The headline PMI, which measures month-on-month changes in total industry activity, registered 59.1 in March, unchanged from February and well above the 50.0 mark that separates expansion from contraction. The latest reading signalled the joint-fastest rate of output growth since June 2021.
Tim Moore, Economics Director at S&P Global, which compiles the survey said: “Commercial projects helped keep construction growth at its highest level since last summer as clients boosted spending in response to the rollback of pandemic restrictions. Civil engineering also fared well in March as work on major infrastructure contracts underpinned growth. Residential work found itself in the slow lane, however, as some firms noted that greater caution crept into spending decisions.
“The construction recovery looks set to continue in the near-term as order books improved at the fastest pace for seven months in March. Input buying and job creation in the sector also remained indicative of strong underlying momentum.
Duncan Brock, Group Director at the Chartered Institute of Procurement & Supply, said: “A heartening result in March overall where new order levels were the highest since August last year, but not all the sub-sectors offered an equal contribution to output this month.
“The crippling rise in inflation ramped up again as transport and raw materials went up in price. Longer wait times for deliveries were reported by a third of supply chain managers. Construction companies are braced for more disruption on the horizon as a result of the Ukraine conflict. The rise in purchasing demand fed into higher costs for materials already in short supply as energy hikes also impacted business costs.
“With these severe challenges, it is no surprise that business optimism for the months ahead has been affected and fell to levels last seen in October 2020. The sector is facing several roadblocks as levels of job creation were also held back with the ongoing skills shortage and lack of builders.”
Concerns about the war in Ukraine, forecasts of severe cost inflation and a less favourable global economic outlook all weighed on constructors’ confidence in March.

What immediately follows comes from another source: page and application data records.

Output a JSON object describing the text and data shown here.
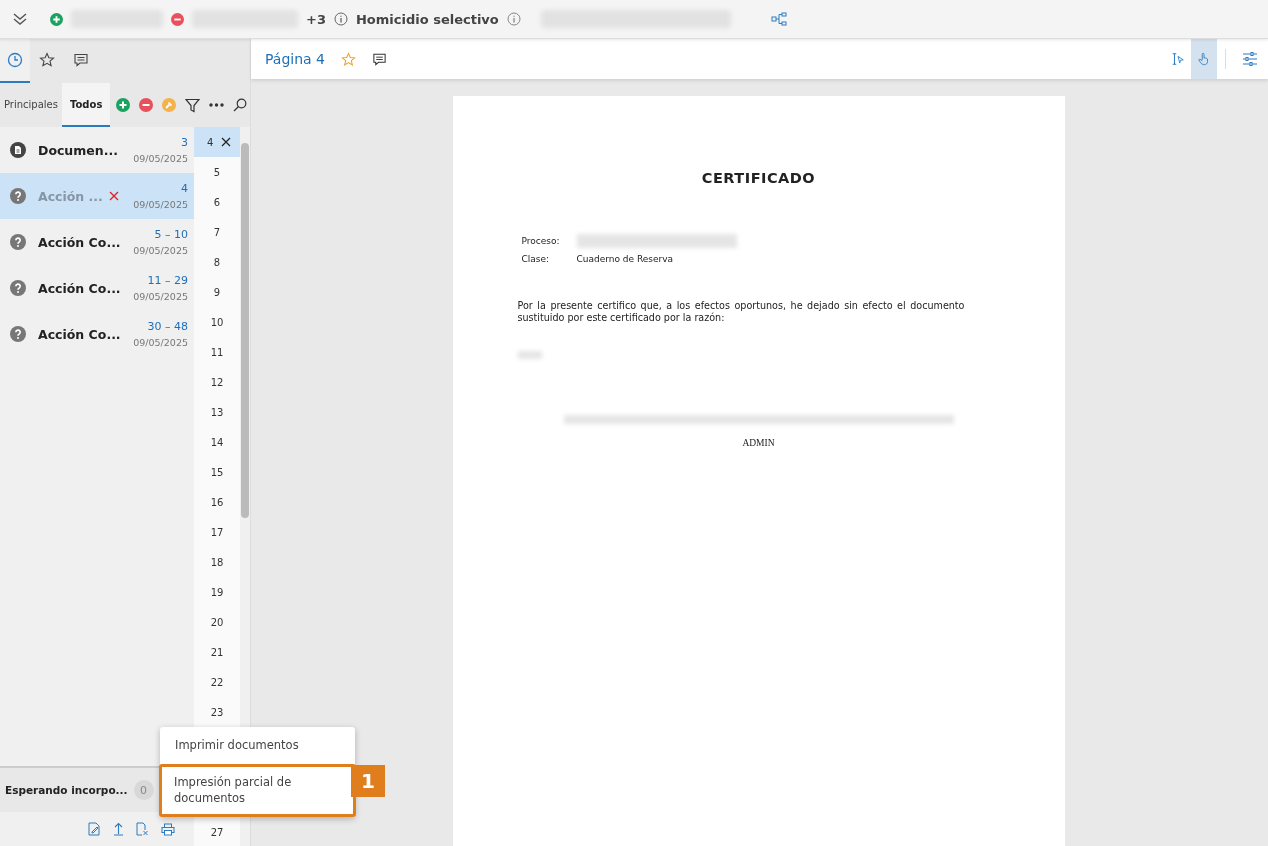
{
  "top_bar": {
    "extra_count": "+3",
    "case_type": "Homicidio selectivo"
  },
  "left_tabs": [
    {
      "kind": "history",
      "selected": true
    },
    {
      "kind": "favorites",
      "selected": false
    },
    {
      "kind": "comments",
      "selected": false
    }
  ],
  "sub_tabs": [
    {
      "label": "Principales",
      "selected": false
    },
    {
      "label": "Todos",
      "selected": true
    }
  ],
  "documents": [
    {
      "kind": "document",
      "title": "Documen...",
      "pages": "3",
      "date": "09/05/2025",
      "selected": false,
      "removed": false
    },
    {
      "kind": "unknown",
      "title": "Acción ...",
      "pages": "4",
      "date": "09/05/2025",
      "selected": true,
      "removed": true
    },
    {
      "kind": "unknown",
      "title": "Acción Co...",
      "pages": "5 – 10",
      "date": "09/05/2025",
      "selected": false,
      "removed": false
    },
    {
      "kind": "unknown",
      "title": "Acción Co...",
      "pages": "11 – 29",
      "date": "09/05/2025",
      "selected": false,
      "removed": false
    },
    {
      "kind": "unknown",
      "title": "Acción Co...",
      "pages": "30 – 48",
      "date": "09/05/2025",
      "selected": false,
      "removed": false
    }
  ],
  "page_numbers": [
    {
      "label": "4",
      "selected": true
    },
    {
      "label": "5",
      "selected": false
    },
    {
      "label": "6",
      "selected": false
    },
    {
      "label": "7",
      "selected": false
    },
    {
      "label": "8",
      "selected": false
    },
    {
      "label": "9",
      "selected": false
    },
    {
      "label": "10",
      "selected": false
    },
    {
      "label": "11",
      "selected": false
    },
    {
      "label": "12",
      "selected": false
    },
    {
      "label": "13",
      "selected": false
    },
    {
      "label": "14",
      "selected": false
    },
    {
      "label": "15",
      "selected": false
    },
    {
      "label": "16",
      "selected": false
    },
    {
      "label": "17",
      "selected": false
    },
    {
      "label": "18",
      "selected": false
    },
    {
      "label": "19",
      "selected": false
    },
    {
      "label": "20",
      "selected": false
    },
    {
      "label": "21",
      "selected": false
    },
    {
      "label": "22",
      "selected": false
    },
    {
      "label": "23",
      "selected": false
    },
    {
      "label": "27",
      "selected": false
    }
  ],
  "waiting": {
    "label": "Esperando incorpo...",
    "count": "0"
  },
  "viewer": {
    "title": "Página 4",
    "tools": [
      {
        "kind": "text-select",
        "selected": false
      },
      {
        "kind": "hand",
        "selected": true
      }
    ]
  },
  "document_page": {
    "heading": "CERTIFICADO",
    "fields": [
      {
        "label": "Proceso:"
      },
      {
        "label": "Clase:",
        "value": "Cuaderno de Reserva"
      }
    ],
    "body": "Por la presente certifico que, a los efectos oportunos, he dejado sin efecto el documento sustituido por este certificado por la razón:",
    "signature": "ADMIN"
  },
  "print_menu": {
    "items": [
      {
        "label": "Imprimir documentos",
        "highlighted": false
      },
      {
        "label": "Impresión parcial de documentos",
        "highlighted": true
      }
    ],
    "callout": "1"
  }
}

Around 48% of the survey panel expect a rise in business activity during the year ahead, while only 15% predict a decline. However, the balance of positive sentiment was the weakest seen since October 2020.
Gareth Belsham, director of the national property consultancy and surveyors Naismiths, commented: “Demand remains strong, and new orders have now been in positive territory for 22 months in a row. In fact, March saw new orders increase at their fastest rate since last August, and builders remain busy across the board – even if housebuilders find themselves in the unfamiliar position of being the slowest growing sector of the industry.
“That said, British builders are braced for a serious shock to their supply chain. At the start of the year, Russia and Ukraine together constituted the second-largest steel exporter in the world. With imports from Russia now blocked and Ukrainian production all but halted, UK steel prices are surging.”